I use both Microsoft and Apple products. My MP3 player of choice is an Apple iPod nano. Sometimes the Windows drivers seem to get messed up, and iTunes gives me a message that my iPod has not been recognised. I’ve tried Apple’s solution, which includes a fresh installation of iTunes. That doesn’t work for me
Author Archives: Owen Barder
Walking back from dinner in London’s South Bank on Friday night, we stumbled across this installation by Alex Chinneck in the Hungerford Car Park. It is a Vauxhall Corsa, apparently suspended on a piece of tarmac that has been upended. Pick Yourself Up and Pull Yourself Together by Alex Chinneck. Hungerford Car Park, South Bank, London. Photos by Owen Barder, February 2015 The post Pull Yourself Together appeared first on Owen abroad.
Observant readers of this blog will notice that I’ve done a little spring cleaning around here.
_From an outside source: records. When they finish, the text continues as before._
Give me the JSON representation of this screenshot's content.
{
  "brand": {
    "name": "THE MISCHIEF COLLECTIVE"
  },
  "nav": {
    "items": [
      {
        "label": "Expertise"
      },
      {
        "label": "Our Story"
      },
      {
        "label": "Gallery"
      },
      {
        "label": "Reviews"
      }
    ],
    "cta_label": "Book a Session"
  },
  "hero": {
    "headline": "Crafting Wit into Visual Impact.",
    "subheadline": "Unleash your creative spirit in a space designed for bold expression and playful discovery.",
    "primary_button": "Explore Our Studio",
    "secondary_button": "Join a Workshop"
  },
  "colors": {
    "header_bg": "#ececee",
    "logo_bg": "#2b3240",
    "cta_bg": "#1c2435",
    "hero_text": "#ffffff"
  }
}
I tried to make the design feel more contemporary by making it simpler, and more readable, especially on a mobile phone or tablet. I’ve also tried to make the site load much faster. I’ve tried to make it easier to leave comments. And I want to do a better job of managing photos: to ensure that pictures have credits and text alternatives for people whose sight is impaired
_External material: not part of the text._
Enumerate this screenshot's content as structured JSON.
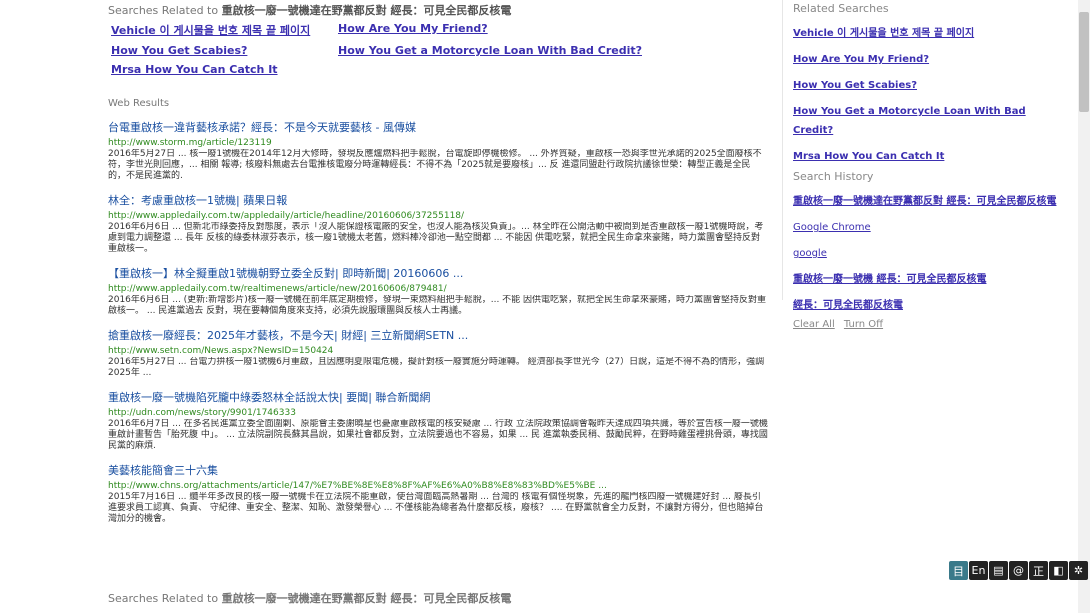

I was told recently by a senior DFID official that my greatest contribution to DFID so far has been my system for managing email overload, which apparently has been widely adopted. (I’d like to think he was joking, but I fear not.) If you missed my 2012 previous post about managing email, here is a summary. Without wanting to sound smug, I normally have zero inbox. I achieve this by triaging my inbox several times a day into three categories: (a) I deal immediately with anything that can be answered in a few minutes; (b) things that will take longer, I defer to the day on which I plan to do it; and (c) I file the things that need no further action. Then I leave my (empty) inbox and look at my Today folder, which contains the things that I have previously tagged to deal with today
This blog post first appeared on Views from the Center. The UK development agency, DFID, was mauled by the famously easy-going British press this weekend after an apparently critical National Audit Office report. “[I]n Dfid’s imposing new headquarters off Trafalgar Square, the big worry was how to shovel money out of the door,” said David Blair in the Telegraph. “[C]ivil servants are spending vast sums of public money with no assurance of serving either the world’s poorest people or the interests of taxpayers,” said The Times. The Daily Mail characteristically played the man rather than the ball with a savage attack on Mark Lowcock, the exceptionally talented, hard-working, and widely respected senior official in DFID.
This blog post by me and Theodore Talbot first appeared on Views from the Center. Britain’s highly charged debate about immigration means that migration systems and policies are potentially in flux—a chance, perhaps, for innovation. We believe there are opportunities to tweak these policies so that they deliver big benefits for poor people, avoid the most harmful unintended consequences, and make British people better-off. Granted, development is unlikely to be at the front of politicians’ minds as they weigh up the options for migration policy, but now is exactly the right time for a discussion about how to shape immigration policy for development impact within the bounds of the current political agenda. We put our heads together to come up with thirteen innovations for immigration policy to deliver meaningful benefits for international development.
I became vegetarian thirty years ago today. I was living in Ethiopia, and we had bought a sheep for the Embassy Christmas barbecue. It was tied up outside my bedroom window. We hoped it would fatten up on the lush, watered grass of the Embassy lawns. It didn’t: instead it wasted away
Does a stand-alone Department for International Development have a long-term future? What is the role of DFID in facilitating other British government departments and other UK organizations to assist developing countries? What is its role in influencing the policies of other Whitehall departments? These questions are being asked not by me but by the UK Parliament’s International Development Committee (terms of reference here). The mere fact that they are raising these questions is interesting (and alarming to some people). But in all the evidence submitted to the inquiry, I haven’t yet found any that supports the idea of merging DFID back in to the Foreign Office.
This blog post by Owen Barder and Theo Talbot first appeared on Views from the Center. The UK House of Commons International Development Committee is undertaking a very interesting inquiry which happens to be right up our street. It is examining what might come next in the UK’s approach to development, including the coherence of policies which affect development, and the impact of the UKs non-aid policies on developing countries and … the underlying government mechanisms needed to support any changes. We have submitted written evidence for the Committee to consider for this inquiry.
Everyone seems to be talking about the data revolution these days. In this episode of Development Drums, I speak with two people who have thought more about what it is, how to make it happen, and what it means for development than just about anyone else. Claire Melamed is the Director of the Growth, Poverty and Inequality Programme at ODI. She was previously the Head of Policy at ActionAid UK. Her work focuses on measurement of poverty and inequality and on how to use the insights from measurement to improve policy and outcomes